University students go to the Philippines for Typhoon Relief
September 2, 2014
The blow of Typhoon Haiyan affected millions of people in the Philippines after it first hit on November 8, 2013.
Thousands lost their lives, and hundreds of thousands of homes were destroyed, leaving families to search through the rubble of the storm’s aftermath, trying to piece their lives back together.
The world did not stay silent though, and organizations from across the globe rushed to establish relief efforts for the typhoon’s victims.
The University’s Philippine Student Association (PSA) was no exception.
In June, three volunteers from the organization, as well as two additional volunteers in the Philippines, traveled to the affected areas of Leyte and San Remigio, in the Cebu province.
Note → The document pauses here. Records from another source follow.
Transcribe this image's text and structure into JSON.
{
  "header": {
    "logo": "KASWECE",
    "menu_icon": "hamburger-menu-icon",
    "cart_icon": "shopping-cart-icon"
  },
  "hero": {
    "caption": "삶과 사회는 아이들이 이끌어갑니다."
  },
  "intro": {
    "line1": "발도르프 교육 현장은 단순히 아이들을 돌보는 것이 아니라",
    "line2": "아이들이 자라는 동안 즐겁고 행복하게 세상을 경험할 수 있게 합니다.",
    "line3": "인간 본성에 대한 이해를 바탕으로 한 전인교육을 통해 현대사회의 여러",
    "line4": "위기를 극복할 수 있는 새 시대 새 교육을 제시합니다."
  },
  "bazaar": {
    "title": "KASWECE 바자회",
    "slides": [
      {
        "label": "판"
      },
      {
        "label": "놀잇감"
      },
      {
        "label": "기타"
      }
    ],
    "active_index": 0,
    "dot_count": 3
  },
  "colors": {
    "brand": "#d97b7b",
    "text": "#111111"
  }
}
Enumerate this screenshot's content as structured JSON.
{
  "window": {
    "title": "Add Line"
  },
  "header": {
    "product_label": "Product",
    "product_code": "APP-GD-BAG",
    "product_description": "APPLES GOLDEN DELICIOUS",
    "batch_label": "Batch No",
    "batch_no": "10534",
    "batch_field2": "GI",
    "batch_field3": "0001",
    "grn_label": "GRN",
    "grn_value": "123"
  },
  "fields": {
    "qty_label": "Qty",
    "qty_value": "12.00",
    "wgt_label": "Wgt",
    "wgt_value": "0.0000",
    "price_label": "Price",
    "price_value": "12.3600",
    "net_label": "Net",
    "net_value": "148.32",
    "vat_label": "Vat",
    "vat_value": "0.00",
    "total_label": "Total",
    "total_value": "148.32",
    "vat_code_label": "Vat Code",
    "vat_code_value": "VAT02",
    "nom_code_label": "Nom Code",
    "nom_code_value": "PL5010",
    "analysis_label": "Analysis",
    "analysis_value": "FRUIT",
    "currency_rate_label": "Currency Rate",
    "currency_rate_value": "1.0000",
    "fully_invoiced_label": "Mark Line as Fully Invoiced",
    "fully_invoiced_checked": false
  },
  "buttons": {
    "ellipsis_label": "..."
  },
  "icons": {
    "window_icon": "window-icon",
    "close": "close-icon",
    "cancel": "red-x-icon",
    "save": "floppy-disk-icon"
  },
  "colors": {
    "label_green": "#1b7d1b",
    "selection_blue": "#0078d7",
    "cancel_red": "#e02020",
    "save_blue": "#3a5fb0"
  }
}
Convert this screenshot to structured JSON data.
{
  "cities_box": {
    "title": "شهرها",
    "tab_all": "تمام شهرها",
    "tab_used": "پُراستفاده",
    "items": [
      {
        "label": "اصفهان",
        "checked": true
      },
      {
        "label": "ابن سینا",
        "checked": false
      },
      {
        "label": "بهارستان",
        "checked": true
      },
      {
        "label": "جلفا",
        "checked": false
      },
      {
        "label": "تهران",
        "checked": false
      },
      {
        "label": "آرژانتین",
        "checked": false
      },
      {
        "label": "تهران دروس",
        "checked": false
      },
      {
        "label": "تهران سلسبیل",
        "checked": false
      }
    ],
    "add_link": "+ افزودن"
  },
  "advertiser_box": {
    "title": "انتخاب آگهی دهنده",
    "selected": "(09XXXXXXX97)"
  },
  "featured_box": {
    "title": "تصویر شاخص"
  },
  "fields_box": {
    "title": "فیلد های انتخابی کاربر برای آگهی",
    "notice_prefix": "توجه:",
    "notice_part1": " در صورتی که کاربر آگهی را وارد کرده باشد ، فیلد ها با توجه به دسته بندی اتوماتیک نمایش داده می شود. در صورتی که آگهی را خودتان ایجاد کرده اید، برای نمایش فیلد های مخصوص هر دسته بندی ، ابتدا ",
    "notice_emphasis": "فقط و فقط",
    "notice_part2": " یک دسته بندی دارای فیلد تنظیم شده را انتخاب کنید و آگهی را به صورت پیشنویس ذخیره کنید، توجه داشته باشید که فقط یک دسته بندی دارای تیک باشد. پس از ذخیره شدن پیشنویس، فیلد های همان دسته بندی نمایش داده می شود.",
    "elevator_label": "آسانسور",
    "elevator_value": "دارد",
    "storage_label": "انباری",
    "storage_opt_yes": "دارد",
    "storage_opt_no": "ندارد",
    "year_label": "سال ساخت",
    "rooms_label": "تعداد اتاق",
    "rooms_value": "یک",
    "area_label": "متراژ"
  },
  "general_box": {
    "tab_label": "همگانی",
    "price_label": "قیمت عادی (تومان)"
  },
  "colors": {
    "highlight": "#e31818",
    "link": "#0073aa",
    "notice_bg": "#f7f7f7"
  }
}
They then took part in a service trip to aid typhoon victims and to help rebuild after massive destruction.
The organization raised $3,000 for the Philippine Red Cross, with the help of an organization called Advancement for Rural Kids, which does philanthropic work in the Philippines.
Walbert Castillo, junior in Media, was philanthropy chair for PSA and the organizer of the trip. He reached out to a Filipino organization called Gawad Kalinga to help plan the trip. The organization’s name translated to English means to “give care”, according to its website.
The volunteers took off to spend two weeks helping with relief efforts at the beginning of the summer.
They built houses and planted mangrove trees, which “are structured into the ground so if future natural disasters hit, they can stop the wreckage from soil erosion so it doesn’t do as much damage,” Castillo said.
They also took part in a program called Paraisong Pambata, or Paradise for the Children, which involves spending time with children, reading to them and singing to them, according to Castillo.
This trip was the first time volunteer Jason Lamano, junior in LAS, went to the Philippines. By immersing himself in a society where people had less, he was able to observe and come to appreciate a different way of life.
“It’s a very simplistic lifestyle; I think it’s something we all should embrace at some point in our lives,” Lamano said. “It’s a change of pace from campus life, a change of pace from professional life and academic life.”
Lamano’s uncle, a dentist, also provided the volunteers with toothbrushes, toothpaste and floss to donate to the Department of Social Welfare and Development in Manila.
Volunteer Eric Ordonez, junior in Engineering, said he remembers villagers of all ages crying as the volunteers said their goodbyes when leaving the first site in Leyte.
“You hear a lot about relief efforts,” he said. “People say, ‘So-and-so donated so-and-so million dollars.’ But you can see that really what touches the people who receive this aid most is the human contact. It’s not about the money, it’s not about the goods they get, but the fact that people give themselves.”
When the storm ended, approximately 4.1 million people were displaced, 1.1 million homes were destroyed and 6,300 people were dead, according to the U.S. Aid website. But the incident was a testament to the unity and services that often ensue after a disaster.
“Before the typhoon even started, I wanted to do something for the Philippines; I wanted to give back,” Castillo said. “But unfortunately, the typhoon hit. But it was, I would say, a blessing in God’s disguise, because it just tremendously shows how much work we can put toward one country for help and service.”
The PSA volunteers said they gained new perspectives and a renewed sense of appreciation for their backgrounds after embarking on the trip.
“The experience was beautiful,” Castillo said. “You don’t really grasp the entity of the Philippines if you haven’t been there, and I hadn’t been to the Philippines in 15 years. I am appreciating my own culture because I delved into it.”
Ordonez said being born in the U.S. did not subdue his sense of duty to his fellow Filipinos.
“I was born here, but that’s still who I am,” he said. “That’s the culture I come from. That’s in my blood. I have to go back to (help); it’s on me.”
Sleeping on plywood and living without electricity left an impact on Castillo as he recognized the privileges he had living in the U.S. He said another memorable part of the trip was seeing the resilience and optimism of the people who were affected by the disaster.
“People in the Philippines, even though they were struck horribly by this typhoon, they still have the resilience,” Castillo said. “They still have hope in all of darkness. They’re still willing to come together as one to help out with the wreckage.”
Abrar can be reached at [email protected]